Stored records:
++++++++

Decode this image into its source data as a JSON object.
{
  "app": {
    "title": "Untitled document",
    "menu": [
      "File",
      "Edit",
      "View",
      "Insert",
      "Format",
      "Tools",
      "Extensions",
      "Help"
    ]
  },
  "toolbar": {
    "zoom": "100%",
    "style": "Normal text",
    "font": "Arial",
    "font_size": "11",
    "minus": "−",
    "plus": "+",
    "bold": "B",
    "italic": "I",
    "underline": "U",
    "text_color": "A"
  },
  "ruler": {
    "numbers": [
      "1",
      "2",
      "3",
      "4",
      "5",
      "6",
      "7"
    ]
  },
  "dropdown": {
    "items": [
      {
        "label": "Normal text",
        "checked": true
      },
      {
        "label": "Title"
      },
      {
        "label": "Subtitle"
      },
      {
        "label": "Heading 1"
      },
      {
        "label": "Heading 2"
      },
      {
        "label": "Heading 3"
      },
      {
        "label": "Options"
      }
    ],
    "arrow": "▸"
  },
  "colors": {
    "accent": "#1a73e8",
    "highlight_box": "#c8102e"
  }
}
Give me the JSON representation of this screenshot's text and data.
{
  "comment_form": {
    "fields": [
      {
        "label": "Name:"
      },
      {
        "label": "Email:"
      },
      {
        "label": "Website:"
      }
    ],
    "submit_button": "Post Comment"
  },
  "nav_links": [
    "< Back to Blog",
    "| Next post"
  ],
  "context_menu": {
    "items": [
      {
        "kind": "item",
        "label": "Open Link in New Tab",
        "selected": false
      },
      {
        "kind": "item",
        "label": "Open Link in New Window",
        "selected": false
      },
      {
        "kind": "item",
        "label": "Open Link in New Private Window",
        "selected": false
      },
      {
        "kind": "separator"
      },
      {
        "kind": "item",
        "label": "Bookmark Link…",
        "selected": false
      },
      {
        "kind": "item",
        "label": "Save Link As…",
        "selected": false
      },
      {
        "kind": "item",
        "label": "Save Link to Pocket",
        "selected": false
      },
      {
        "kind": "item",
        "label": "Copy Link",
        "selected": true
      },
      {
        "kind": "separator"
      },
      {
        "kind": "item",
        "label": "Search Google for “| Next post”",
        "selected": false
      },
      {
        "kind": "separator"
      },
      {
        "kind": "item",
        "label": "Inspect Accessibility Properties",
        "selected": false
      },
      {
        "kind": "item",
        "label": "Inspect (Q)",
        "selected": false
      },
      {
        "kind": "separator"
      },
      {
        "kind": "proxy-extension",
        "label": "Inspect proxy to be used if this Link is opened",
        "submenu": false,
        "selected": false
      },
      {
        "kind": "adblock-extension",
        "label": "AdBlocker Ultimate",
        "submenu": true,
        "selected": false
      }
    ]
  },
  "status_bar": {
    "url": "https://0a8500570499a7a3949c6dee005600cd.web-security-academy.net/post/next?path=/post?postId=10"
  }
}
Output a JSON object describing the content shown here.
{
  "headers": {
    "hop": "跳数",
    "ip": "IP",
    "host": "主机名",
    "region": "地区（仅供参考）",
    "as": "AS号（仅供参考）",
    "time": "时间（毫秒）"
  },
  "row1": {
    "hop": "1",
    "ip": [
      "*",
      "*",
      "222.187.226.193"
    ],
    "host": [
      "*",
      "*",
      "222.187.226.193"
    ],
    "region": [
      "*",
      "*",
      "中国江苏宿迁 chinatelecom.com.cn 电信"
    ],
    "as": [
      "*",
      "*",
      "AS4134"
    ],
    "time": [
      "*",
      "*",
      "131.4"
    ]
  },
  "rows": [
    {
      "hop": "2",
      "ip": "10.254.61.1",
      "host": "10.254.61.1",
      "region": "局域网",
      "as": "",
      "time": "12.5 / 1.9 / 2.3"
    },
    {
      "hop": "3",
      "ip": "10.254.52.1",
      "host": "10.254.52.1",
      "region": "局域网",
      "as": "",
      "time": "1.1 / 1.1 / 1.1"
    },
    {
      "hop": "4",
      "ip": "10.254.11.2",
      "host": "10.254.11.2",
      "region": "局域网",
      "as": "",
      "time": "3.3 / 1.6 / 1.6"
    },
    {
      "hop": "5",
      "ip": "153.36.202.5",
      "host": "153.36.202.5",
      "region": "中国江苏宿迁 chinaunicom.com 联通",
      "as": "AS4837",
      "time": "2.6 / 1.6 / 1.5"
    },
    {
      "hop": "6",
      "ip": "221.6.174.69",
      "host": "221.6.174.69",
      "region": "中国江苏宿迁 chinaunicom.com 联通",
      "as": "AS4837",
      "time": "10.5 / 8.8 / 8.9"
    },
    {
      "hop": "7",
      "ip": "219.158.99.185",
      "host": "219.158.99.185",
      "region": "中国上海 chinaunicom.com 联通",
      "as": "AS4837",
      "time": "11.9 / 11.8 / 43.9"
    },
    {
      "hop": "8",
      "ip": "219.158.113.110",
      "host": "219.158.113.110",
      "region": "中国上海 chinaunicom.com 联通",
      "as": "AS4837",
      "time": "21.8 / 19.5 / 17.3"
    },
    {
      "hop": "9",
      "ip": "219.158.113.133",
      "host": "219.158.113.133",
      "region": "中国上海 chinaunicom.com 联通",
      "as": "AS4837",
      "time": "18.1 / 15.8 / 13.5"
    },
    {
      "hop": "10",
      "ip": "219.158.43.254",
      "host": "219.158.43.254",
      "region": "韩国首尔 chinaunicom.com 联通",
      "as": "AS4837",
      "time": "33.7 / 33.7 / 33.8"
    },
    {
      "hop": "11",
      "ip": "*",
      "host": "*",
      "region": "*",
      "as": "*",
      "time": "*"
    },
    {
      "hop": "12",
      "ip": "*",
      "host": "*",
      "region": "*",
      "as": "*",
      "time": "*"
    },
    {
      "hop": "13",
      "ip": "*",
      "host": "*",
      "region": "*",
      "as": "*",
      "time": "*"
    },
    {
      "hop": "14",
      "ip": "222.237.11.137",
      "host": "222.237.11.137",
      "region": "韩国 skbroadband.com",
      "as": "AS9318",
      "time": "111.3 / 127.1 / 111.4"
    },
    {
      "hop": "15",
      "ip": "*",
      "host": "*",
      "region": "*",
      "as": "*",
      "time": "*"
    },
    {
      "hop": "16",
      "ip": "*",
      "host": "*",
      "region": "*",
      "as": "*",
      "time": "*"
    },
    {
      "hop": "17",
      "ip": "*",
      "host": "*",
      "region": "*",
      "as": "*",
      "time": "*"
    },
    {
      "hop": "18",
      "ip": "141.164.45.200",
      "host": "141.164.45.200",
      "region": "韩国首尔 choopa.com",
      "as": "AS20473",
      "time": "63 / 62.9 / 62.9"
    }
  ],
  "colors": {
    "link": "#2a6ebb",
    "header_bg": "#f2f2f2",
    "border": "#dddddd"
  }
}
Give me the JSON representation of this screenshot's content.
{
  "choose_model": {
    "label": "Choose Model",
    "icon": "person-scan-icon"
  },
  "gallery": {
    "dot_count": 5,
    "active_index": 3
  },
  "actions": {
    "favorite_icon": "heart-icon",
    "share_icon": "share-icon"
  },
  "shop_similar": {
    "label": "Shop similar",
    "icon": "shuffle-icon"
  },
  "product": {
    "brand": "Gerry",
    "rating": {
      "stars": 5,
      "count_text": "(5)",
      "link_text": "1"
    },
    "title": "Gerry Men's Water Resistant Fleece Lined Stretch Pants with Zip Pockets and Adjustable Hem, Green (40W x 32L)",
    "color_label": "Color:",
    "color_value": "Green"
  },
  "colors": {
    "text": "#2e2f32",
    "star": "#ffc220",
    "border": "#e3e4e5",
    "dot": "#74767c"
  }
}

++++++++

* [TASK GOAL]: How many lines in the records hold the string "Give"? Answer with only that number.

* [TASK ANSWER]: 2